Excerpts from an interface dataset
________________________________________
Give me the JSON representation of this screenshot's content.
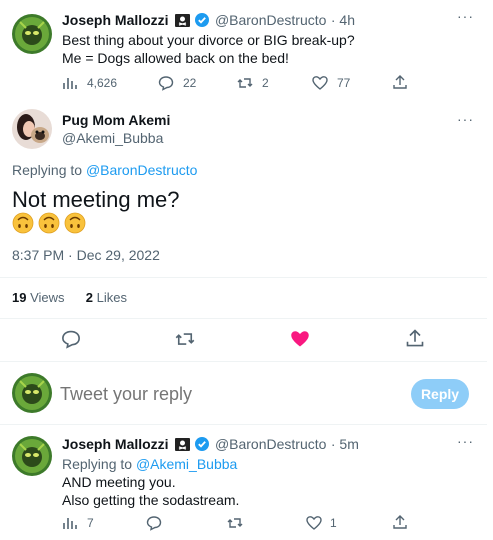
{
  "tweet1": {
    "name": "Joseph Mallozzi",
    "handle": "@BaronDestructo",
    "time": "· 4h",
    "line1": "Best thing about your divorce or BIG break-up?",
    "line2": "Me = Dogs allowed back on the bed!",
    "views": "4,626",
    "replies": "22",
    "retweets": "2",
    "likes": "77"
  },
  "main": {
    "name": "Pug Mom Akemi",
    "handle": "@Akemi_Bubba",
    "replying_prefix": "Replying to",
    "replying_to": "@BaronDestructo",
    "text": "Not meeting me?",
    "emojis": [
      "upside-down-face",
      "upside-down-face",
      "upside-down-face"
    ],
    "timestamp": "8:37 PM · Dec 29, 2022",
    "views_count": "19",
    "views_label": "Views",
    "likes_count": "2",
    "likes_label": "Likes"
  },
  "compose": {
    "placeholder": "Tweet your reply",
    "button": "Reply"
  },
  "tweet2": {
    "name": "Joseph Mallozzi",
    "handle": "@BaronDestructo",
    "time": "· 5m",
    "replying_prefix": "Replying to",
    "replying_to": "@Akemi_Bubba",
    "line1": "AND meeting you.",
    "line2": "Also getting the sodastream.",
    "views": "7",
    "likes": "1"
  },
  "colors": {
    "accent": "#1d9bf0",
    "like_active": "#f91880",
    "verified": "#1d9bf0",
    "reply_button": "#8ecdf8"
  }
}
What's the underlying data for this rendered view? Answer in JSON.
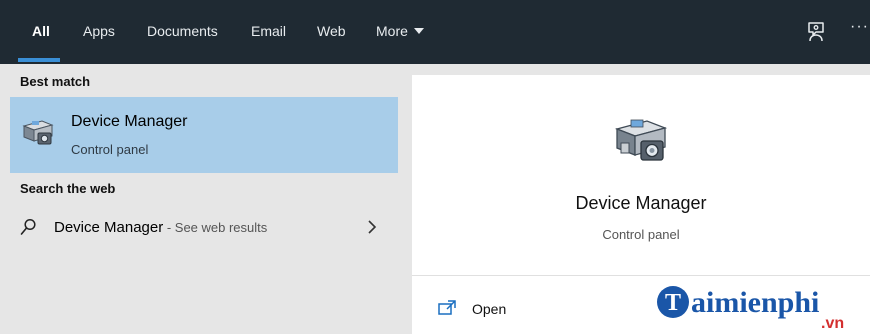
{
  "tabs": [
    {
      "label": "All",
      "active": true
    },
    {
      "label": "Apps",
      "active": false
    },
    {
      "label": "Documents",
      "active": false
    },
    {
      "label": "Email",
      "active": false
    },
    {
      "label": "Web",
      "active": false
    },
    {
      "label": "More",
      "active": false
    }
  ],
  "toolbar": {
    "feedback_icon": "feedback-icon",
    "more_options": "···"
  },
  "left": {
    "best_match_heading": "Best match",
    "best_match": {
      "title": "Device Manager",
      "subtitle": "Control panel",
      "icon": "device-manager-icon"
    },
    "web_heading": "Search the web",
    "web_result": {
      "title": "Device Manager",
      "suffix": " - See web results",
      "icon": "search-icon"
    }
  },
  "detail": {
    "title": "Device Manager",
    "subtitle": "Control panel",
    "icon": "device-manager-icon"
  },
  "actions": [
    {
      "label": "Open",
      "icon": "open-window-icon"
    }
  ],
  "watermark": {
    "main": "aimienphi",
    "sub": ".vn",
    "logo_letter": "T"
  },
  "colors": {
    "topbar": "#1f2a33",
    "accent": "#3a8fd6",
    "selection": "#a8cde9",
    "watermark": "#1a56a8",
    "watermark_sub": "#d32f2f"
  }
}
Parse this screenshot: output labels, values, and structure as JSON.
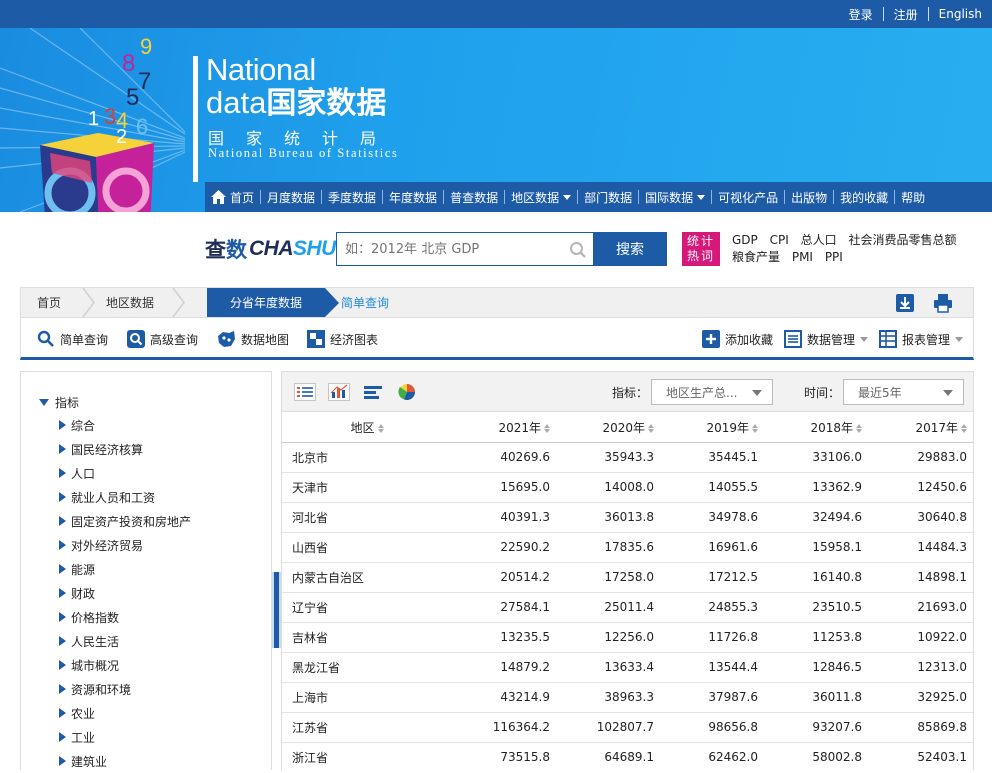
{
  "topbar": {
    "login": "登录",
    "register": "注册",
    "english": "English"
  },
  "brand": {
    "en_line1": "National",
    "en_line2": "data",
    "cn_title": "国家数据",
    "bureau_cn": "国家统计局",
    "bureau_en": "National Bureau of Statistics",
    "cube_digits": [
      "1",
      "2",
      "3",
      "4",
      "5",
      "6",
      "7",
      "8",
      "9"
    ]
  },
  "mainnav": {
    "home": "首页",
    "items": [
      {
        "label": "月度数据",
        "dropdown": false
      },
      {
        "label": "季度数据",
        "dropdown": false
      },
      {
        "label": "年度数据",
        "dropdown": false
      },
      {
        "label": "普查数据",
        "dropdown": false
      },
      {
        "label": "地区数据",
        "dropdown": true
      },
      {
        "label": "部门数据",
        "dropdown": false
      },
      {
        "label": "国际数据",
        "dropdown": true
      },
      {
        "label": "可视化产品",
        "dropdown": false
      },
      {
        "label": "出版物",
        "dropdown": false
      },
      {
        "label": "我的收藏",
        "dropdown": false
      },
      {
        "label": "帮助",
        "dropdown": false
      }
    ]
  },
  "search": {
    "logo_cn1": "查",
    "logo_cn2": "数",
    "logo_en": "CHA",
    "logo_en2": "SHU",
    "placeholder": "如：2012年 北京 GDP",
    "button": "搜索",
    "hot_badge_line1": "统计",
    "hot_badge_line2": "热词",
    "hot_words": [
      "GDP",
      "CPI",
      "总人口",
      "社会消费品零售总额",
      "粮食产量",
      "PMI",
      "PPI"
    ]
  },
  "breadcrumb": {
    "home": "首页",
    "region": "地区数据",
    "active": "分省年度数据",
    "current": "简单查询"
  },
  "tools": {
    "simple_query": "简单查询",
    "advanced_query": "高级查询",
    "data_map": "数据地图",
    "econ_chart": "经济图表",
    "add_fav": "添加收藏",
    "data_mgmt": "数据管理",
    "report_mgmt": "报表管理"
  },
  "sidebar": {
    "root": "指标",
    "items": [
      "综合",
      "国民经济核算",
      "人口",
      "就业人员和工资",
      "固定资产投资和房地产",
      "对外经济贸易",
      "能源",
      "财政",
      "价格指数",
      "人民生活",
      "城市概况",
      "资源和环境",
      "农业",
      "工业",
      "建筑业"
    ]
  },
  "panel": {
    "indicator_label": "指标：",
    "indicator_value": "地区生产总...",
    "time_label": "时间：",
    "time_value": "最近5年"
  },
  "table": {
    "columns": [
      "地区",
      "2021年",
      "2020年",
      "2019年",
      "2018年",
      "2017年"
    ],
    "rows": [
      [
        "北京市",
        "40269.6",
        "35943.3",
        "35445.1",
        "33106.0",
        "29883.0"
      ],
      [
        "天津市",
        "15695.0",
        "14008.0",
        "14055.5",
        "13362.9",
        "12450.6"
      ],
      [
        "河北省",
        "40391.3",
        "36013.8",
        "34978.6",
        "32494.6",
        "30640.8"
      ],
      [
        "山西省",
        "22590.2",
        "17835.6",
        "16961.6",
        "15958.1",
        "14484.3"
      ],
      [
        "内蒙古自治区",
        "20514.2",
        "17258.0",
        "17212.5",
        "16140.8",
        "14898.1"
      ],
      [
        "辽宁省",
        "27584.1",
        "25011.4",
        "24855.3",
        "23510.5",
        "21693.0"
      ],
      [
        "吉林省",
        "13235.5",
        "12256.0",
        "11726.8",
        "11253.8",
        "10922.0"
      ],
      [
        "黑龙江省",
        "14879.2",
        "13633.4",
        "13544.4",
        "12846.5",
        "12313.0"
      ],
      [
        "上海市",
        "43214.9",
        "38963.3",
        "37987.6",
        "36011.8",
        "32925.0"
      ],
      [
        "江苏省",
        "116364.2",
        "102807.7",
        "98656.8",
        "93207.6",
        "85869.8"
      ],
      [
        "浙江省",
        "73515.8",
        "64689.1",
        "62462.0",
        "58002.8",
        "52403.1"
      ]
    ]
  },
  "colors": {
    "nav_blue": "#1e5ba7",
    "banner_blue": "#1fa0ec",
    "hot_pink": "#d6187a",
    "link_blue": "#1e8ad6"
  }
}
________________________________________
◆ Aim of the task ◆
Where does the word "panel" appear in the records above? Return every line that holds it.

◆ Solved problem ◆
      "subtitle": "Control panel",
    "subtitle": "Control panel",
  "panel": {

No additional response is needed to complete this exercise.